The prefects’ board is the oldest in South-east Asia, which tells the other story — VI discipline. They — the prefects — are selected from active students with competent grades, not bookworms with passing interests in sports and community. It was a place for leaders, to bring out the leadership in other students, to set the school’s tone.

They were all pioneers for Malaysian schools, they were the templates.  

In the same universe, there were about 60 clubs and societies — from cultural, special interest, science to stamps.

Which is just half the story, since there’s sports.

There is the internal competition between the eight sports houses — Lee Kuan Yew (formerly Hepponstall) has been winning too much, but my Thamboosamy has not been too shabby the last three decades — and then the school teams in all the sports the state allows.
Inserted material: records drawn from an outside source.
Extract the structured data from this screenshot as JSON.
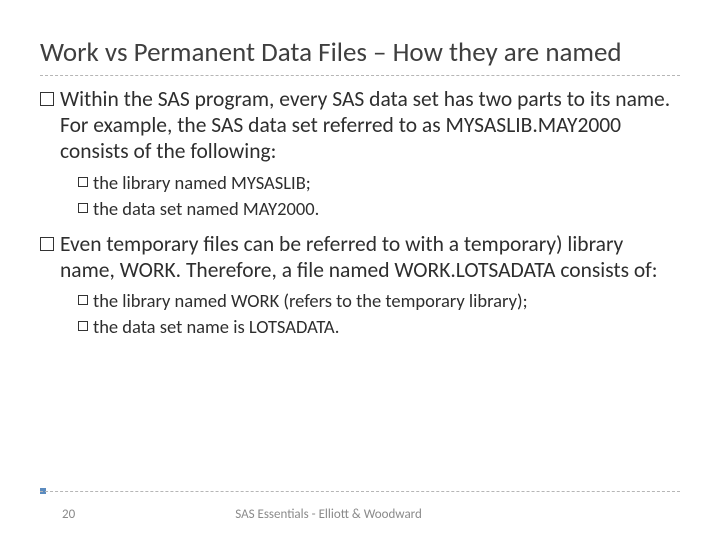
{
  "title": "Work vs Permanent Data Files – How they are named",
  "bullets": [
    {
      "text": "Within the SAS program, every SAS data set has two parts to its name. For example, the SAS data set referred to as MYSASLIB.MAY2000 consists of the following:",
      "sub": [
        "the library named MYSASLIB;",
        "the data set named MAY2000."
      ]
    },
    {
      "text": "Even temporary files can be referred to with a temporary) library name, WORK. Therefore, a file named WORK.LOTSADATA consists of:",
      "sub": [
        "the library named WORK (refers to the temporary library);",
        "the data set name is LOTSADATA."
      ]
    }
  ],
  "footer": {
    "page": "20",
    "center": "SAS Essentials - Elliott & Woodward"
  }
}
Football, water-polo, rugby, hockey, cricket, tennis, golf and anything else on ESPN.

It would be easy enough to list all the state, national, international successes — and no school in the country comes close to matching the volume or range — but our pride is in that a phenomenal number of our students play sports and run organisations, competing against themselves and students from elsewhere without worry of whether we have the capacity or talent.

To compete is an opportunity, a chance to showcase talent even if it ends in defeat. To not compete, that is a worse outcome for the young in their journey to know themselves. And growing up without healthy competition can lead to an even worse reality, a belief that winning without competition is a good thing.

Rarely a VI boy leaves school without understanding the dynamics of competition.

Nine to five

It is often incestuous the manner in which some alumni fill up certain industries and roll out the carpet for their juniors thereafter — it happens in politics too as I have seen up close and personal.

Not so for Victorians.

If anything, they tend to be harsher on other Victorians in the various fields of work. Almost like saying to each other, “Hey, you’ve got a decent education and know how it feels to be kicked in the nuts, can you show me what you got?”

Being a VI boy is no free ride, no ticket to self-entitlement. Worked hard in school? Well work hard in life too, old boy!

Which explains the army of Victorians who’ve thrived abroad and continue to do so. Competitors can compete anywhere, from the Singaporean Cabinet to the Superior Court in Alaska. Talent Corp should be running through our alumni roll to locate who they should seduce to return home.

On the same token, Victorians appreciate special people they meet after school. When it is drilled in that application matters more than talent, the willingness to work with those from diverse backgrounds is second-nature.

There are occasional disgruntled voices on how membership to the VI family does not come along with career paths, but with the power of hindsight today, I want to tell them but that’s what renders the typical Victorians fiercely independent. You expect leaders to be like that.

I only bemoan the chipping away of that tradition in the VI today by an intolerant ministry, overindulgent parents and ad hoc policies preventing present students to be as active as they possibly can be or want to be.

Even over drinks

I have to admit though, sometimes the competitiveness can go overboard. A game of cards at Chinese New Year can go full throttle even when the bets are coins, and the only coping mechanism is bad jokes. 

Going to a boys school is synonymous to being dipped in crass humour without the danger of drowning. For nothing is holy, not when the boys get together.

Yet I’m continuously humbled that I went through a system where individualism is grounded in exchange, passion and grudging respect — which all real competitors acquire.  

So happy birthday VI, turning 122 tomorrow.

That we always see ourselves in the order of the school song’s three verses. To thank those who gave us the VI, to remember those who walked through the hallowed corridors before us so we respect the benchmark, and to push ourselves in school and beyond to honour them all.

So that we do get off our arses and get our own damn rifles to hit our mark in life.

That we will always, always, be yet wiser.

Praba Ganesan (V.I. 1985 - 1991)

VI The V.I. Web Page

Pagekeeper: Chung Chee Min

Created: 28 November 2016.
Last update: 28 November 2016.